By Jake Weber
Ford Institute for Leadership in Public Policy and Service and with a concentration in human services, it's no wonder Erin Davis wanted an internship that could give her a wide array of experiences. "I've always been interested in helping others and it was nice to get an internship in which I could see things firsthand and work with college students at the same time," Davis said.
She spent much of her summer at the University of Michigan, University Health Service in the Health Promotion and Community Relations department (HPCR). With some 40,000 students at the University, HPCR provides everything from one-on-one counseling to mass-distribution information.
Not surprisingly, HPCR also relies on a variety of strategies to reach its audiences. Davis posted regularly to the UHS Facebook page, wrote articles for a biweekly electronic newsletter, and developed posters used by other staff members for public presentations. The work covered a variety of topics: sleep, nutrition, exercise, and hydration during hot weather. "I had to research the topics so that I could provide sound information from credible sources since there is so much misinformation out there," Davis noted.

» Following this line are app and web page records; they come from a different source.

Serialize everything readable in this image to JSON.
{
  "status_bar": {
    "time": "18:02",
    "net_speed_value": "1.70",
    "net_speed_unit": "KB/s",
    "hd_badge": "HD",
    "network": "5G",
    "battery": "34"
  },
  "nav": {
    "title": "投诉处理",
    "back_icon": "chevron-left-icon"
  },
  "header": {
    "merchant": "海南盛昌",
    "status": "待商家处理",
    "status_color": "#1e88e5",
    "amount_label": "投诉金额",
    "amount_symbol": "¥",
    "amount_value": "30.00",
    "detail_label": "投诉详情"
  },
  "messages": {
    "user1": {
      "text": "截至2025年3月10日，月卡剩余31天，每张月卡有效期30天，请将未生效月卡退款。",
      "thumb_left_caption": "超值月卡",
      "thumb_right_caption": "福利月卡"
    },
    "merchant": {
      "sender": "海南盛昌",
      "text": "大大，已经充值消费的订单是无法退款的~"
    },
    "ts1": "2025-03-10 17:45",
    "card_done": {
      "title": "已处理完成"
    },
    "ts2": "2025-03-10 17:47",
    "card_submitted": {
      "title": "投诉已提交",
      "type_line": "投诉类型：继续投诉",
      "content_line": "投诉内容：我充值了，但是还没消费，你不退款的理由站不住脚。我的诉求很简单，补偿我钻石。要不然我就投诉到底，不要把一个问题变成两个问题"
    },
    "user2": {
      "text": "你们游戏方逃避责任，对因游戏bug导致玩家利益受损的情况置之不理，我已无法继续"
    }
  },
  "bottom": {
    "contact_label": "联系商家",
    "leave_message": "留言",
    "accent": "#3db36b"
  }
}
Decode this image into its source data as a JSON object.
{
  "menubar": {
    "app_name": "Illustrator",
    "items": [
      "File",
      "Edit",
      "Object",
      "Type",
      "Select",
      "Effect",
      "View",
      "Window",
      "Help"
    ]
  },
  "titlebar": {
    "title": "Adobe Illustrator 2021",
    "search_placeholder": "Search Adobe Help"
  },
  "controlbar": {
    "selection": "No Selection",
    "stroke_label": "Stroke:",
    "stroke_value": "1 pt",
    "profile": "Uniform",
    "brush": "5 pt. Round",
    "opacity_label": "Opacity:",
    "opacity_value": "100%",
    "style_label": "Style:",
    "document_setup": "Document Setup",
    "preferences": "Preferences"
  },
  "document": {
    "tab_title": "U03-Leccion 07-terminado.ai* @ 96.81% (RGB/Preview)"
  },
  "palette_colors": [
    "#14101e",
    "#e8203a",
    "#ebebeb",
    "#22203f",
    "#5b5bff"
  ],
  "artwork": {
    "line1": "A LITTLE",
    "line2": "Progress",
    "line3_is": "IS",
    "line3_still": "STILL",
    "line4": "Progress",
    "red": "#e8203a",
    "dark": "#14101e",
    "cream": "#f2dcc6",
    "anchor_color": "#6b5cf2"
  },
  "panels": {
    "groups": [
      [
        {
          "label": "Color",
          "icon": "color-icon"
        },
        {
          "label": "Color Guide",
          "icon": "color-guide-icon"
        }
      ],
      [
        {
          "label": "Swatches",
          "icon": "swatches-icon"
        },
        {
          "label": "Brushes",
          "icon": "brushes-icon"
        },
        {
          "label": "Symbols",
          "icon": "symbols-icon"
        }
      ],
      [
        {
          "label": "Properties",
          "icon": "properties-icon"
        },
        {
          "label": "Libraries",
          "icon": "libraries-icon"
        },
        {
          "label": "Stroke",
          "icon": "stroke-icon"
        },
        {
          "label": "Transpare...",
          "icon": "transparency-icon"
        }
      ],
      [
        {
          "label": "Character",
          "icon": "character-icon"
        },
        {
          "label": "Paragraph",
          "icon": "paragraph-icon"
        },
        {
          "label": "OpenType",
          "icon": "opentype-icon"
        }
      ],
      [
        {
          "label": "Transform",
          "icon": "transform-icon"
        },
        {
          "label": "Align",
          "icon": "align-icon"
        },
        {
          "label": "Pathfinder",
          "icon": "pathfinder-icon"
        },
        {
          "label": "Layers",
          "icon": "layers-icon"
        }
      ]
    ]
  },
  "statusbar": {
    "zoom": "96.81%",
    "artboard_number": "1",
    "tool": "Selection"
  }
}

Davis also had the chance to obtain more hands-on education through working with the UHS counselors. "They have health educators who address sexual health, alcohol and other drugs, eating disorders, body image and HIV," she noted. Davis especially appreciated the opportunity to sit in on a Brief Alcohol Screening and Intervention for College Students (BASICS) session. "I was able to see how the health educator related to the student and made him feel comfortable, even though he probably didn't want to be there. She told him from the get-go that he was in charge and that if he didn't want to do any of the activities she recommended, he didn't have to. I think that made him more relaxed and open to what he needed to do, and that was interesting to see."
The internship also gave Davis some intensive training—a 20-hour course on motivational interviewing. "It's a counseling style that promotes behavior modification by gently directing clients to examine their ambivalence toward change. The goal is to help the clients help themselves, by reflecting their own words back to them so that they realize the direction they want to go in," said Davis, who was surprised to find herself the youngest member of a class filled with professionals and graduate students. "It was a great opportunity to work with others who use this technique in their everyday jobs. I feel very lucky to have been trained and I know that it will come in handy in the future."
One of the highlights of Davis' internship was meeting an Albion alumna who was working at UHS as their care manager. "I met Michelle Wicksall the second day on the job and within a few minutes we realized that we had a lot in common, including that we both are Alpha Chi Omegas," said Davis. Wicksall and Davis were able to share stories about college and their sorority even though Michelle graduated in 2008, when Davis graduated from high school. "You never know who or what will come your way," Davis remarked. "From that standpoint, this summer was an amazing experience all around."